## EXERCISE MATERIALS
+++

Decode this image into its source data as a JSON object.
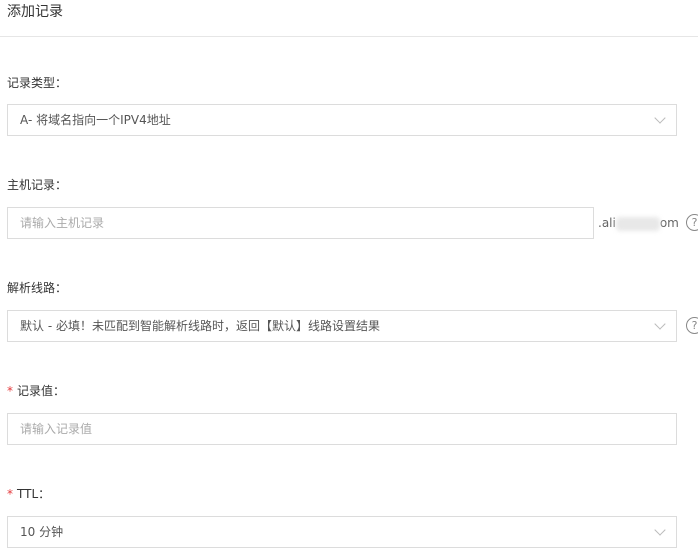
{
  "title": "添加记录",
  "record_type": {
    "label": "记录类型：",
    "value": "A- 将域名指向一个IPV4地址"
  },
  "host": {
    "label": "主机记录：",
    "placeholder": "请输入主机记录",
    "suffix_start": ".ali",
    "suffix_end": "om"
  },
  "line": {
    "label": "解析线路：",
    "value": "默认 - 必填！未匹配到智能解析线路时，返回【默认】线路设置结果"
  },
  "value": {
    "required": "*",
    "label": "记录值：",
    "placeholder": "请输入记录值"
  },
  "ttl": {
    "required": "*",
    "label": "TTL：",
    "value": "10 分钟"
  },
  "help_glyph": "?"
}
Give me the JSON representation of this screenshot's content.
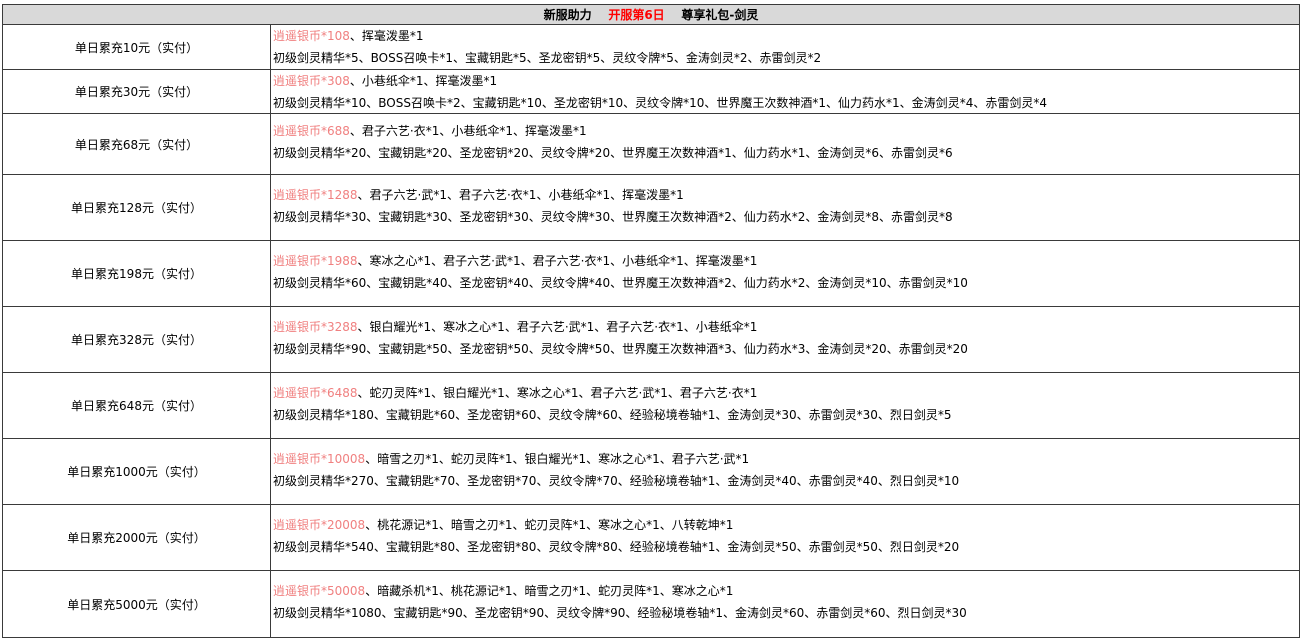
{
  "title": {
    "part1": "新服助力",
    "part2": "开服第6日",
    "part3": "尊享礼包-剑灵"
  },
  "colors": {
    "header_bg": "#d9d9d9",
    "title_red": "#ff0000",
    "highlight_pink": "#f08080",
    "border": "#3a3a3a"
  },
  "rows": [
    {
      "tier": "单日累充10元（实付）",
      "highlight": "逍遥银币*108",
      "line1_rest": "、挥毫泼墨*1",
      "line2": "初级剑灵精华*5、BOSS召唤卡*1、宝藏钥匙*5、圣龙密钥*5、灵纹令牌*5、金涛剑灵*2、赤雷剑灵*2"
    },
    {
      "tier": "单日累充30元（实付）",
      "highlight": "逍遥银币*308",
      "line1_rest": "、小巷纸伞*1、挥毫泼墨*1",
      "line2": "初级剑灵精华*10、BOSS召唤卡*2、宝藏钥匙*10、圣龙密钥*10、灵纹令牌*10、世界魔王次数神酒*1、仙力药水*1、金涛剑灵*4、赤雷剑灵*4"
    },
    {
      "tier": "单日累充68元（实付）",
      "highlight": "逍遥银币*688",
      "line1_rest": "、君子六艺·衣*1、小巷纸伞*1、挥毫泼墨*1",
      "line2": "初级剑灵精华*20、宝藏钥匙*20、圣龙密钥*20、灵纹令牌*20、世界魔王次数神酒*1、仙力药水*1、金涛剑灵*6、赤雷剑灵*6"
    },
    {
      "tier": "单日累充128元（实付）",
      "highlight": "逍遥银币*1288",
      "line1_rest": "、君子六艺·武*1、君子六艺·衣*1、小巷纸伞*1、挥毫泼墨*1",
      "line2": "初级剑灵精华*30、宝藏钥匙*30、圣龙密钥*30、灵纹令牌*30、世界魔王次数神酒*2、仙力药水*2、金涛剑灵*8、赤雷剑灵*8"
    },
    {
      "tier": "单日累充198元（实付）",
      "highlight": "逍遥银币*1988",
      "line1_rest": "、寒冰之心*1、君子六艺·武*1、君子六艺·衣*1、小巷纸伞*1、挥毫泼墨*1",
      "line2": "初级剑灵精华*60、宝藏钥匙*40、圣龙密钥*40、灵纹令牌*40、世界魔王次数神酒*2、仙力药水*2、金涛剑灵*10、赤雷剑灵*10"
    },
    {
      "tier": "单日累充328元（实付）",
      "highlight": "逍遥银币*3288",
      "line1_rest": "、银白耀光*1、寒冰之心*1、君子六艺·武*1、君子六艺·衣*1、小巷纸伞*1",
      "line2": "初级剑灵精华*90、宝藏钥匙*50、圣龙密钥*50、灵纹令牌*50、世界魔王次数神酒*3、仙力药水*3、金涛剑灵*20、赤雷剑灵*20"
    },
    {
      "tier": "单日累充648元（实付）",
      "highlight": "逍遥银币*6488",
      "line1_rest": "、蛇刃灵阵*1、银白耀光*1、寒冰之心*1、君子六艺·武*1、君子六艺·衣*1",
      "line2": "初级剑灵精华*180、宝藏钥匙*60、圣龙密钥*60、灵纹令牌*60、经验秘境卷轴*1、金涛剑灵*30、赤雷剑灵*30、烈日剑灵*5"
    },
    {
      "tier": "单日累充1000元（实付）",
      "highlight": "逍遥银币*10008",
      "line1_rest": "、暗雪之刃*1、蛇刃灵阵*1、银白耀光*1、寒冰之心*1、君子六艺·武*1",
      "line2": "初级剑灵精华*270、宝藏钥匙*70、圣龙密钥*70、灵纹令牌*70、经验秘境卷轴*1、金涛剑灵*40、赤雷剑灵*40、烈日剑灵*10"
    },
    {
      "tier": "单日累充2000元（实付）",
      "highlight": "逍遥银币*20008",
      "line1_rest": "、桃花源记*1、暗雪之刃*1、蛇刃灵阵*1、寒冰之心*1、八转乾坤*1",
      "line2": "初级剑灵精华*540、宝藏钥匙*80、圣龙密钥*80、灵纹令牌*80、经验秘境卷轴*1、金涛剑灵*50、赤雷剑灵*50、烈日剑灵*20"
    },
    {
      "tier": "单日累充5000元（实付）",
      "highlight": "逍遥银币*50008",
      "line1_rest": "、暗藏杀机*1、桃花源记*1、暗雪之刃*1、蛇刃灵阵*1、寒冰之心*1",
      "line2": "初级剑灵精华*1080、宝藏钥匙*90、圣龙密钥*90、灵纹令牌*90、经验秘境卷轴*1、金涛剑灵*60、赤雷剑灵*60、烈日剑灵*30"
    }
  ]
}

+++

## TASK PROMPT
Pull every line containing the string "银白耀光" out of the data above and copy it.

## EXERCISE RESPONSE
      "line1_rest": "、银白耀光*1、寒冰之心*1、君子六艺·武*1、君子六艺·衣*1、小巷纸伞*1",
      "line1_rest": "、蛇刃灵阵*1、银白耀光*1、寒冰之心*1、君子六艺·武*1、君子六艺·衣*1",
      "line1_rest": "、暗雪之刃*1、蛇刃灵阵*1、银白耀光*1、寒冰之心*1、君子六艺·武*1",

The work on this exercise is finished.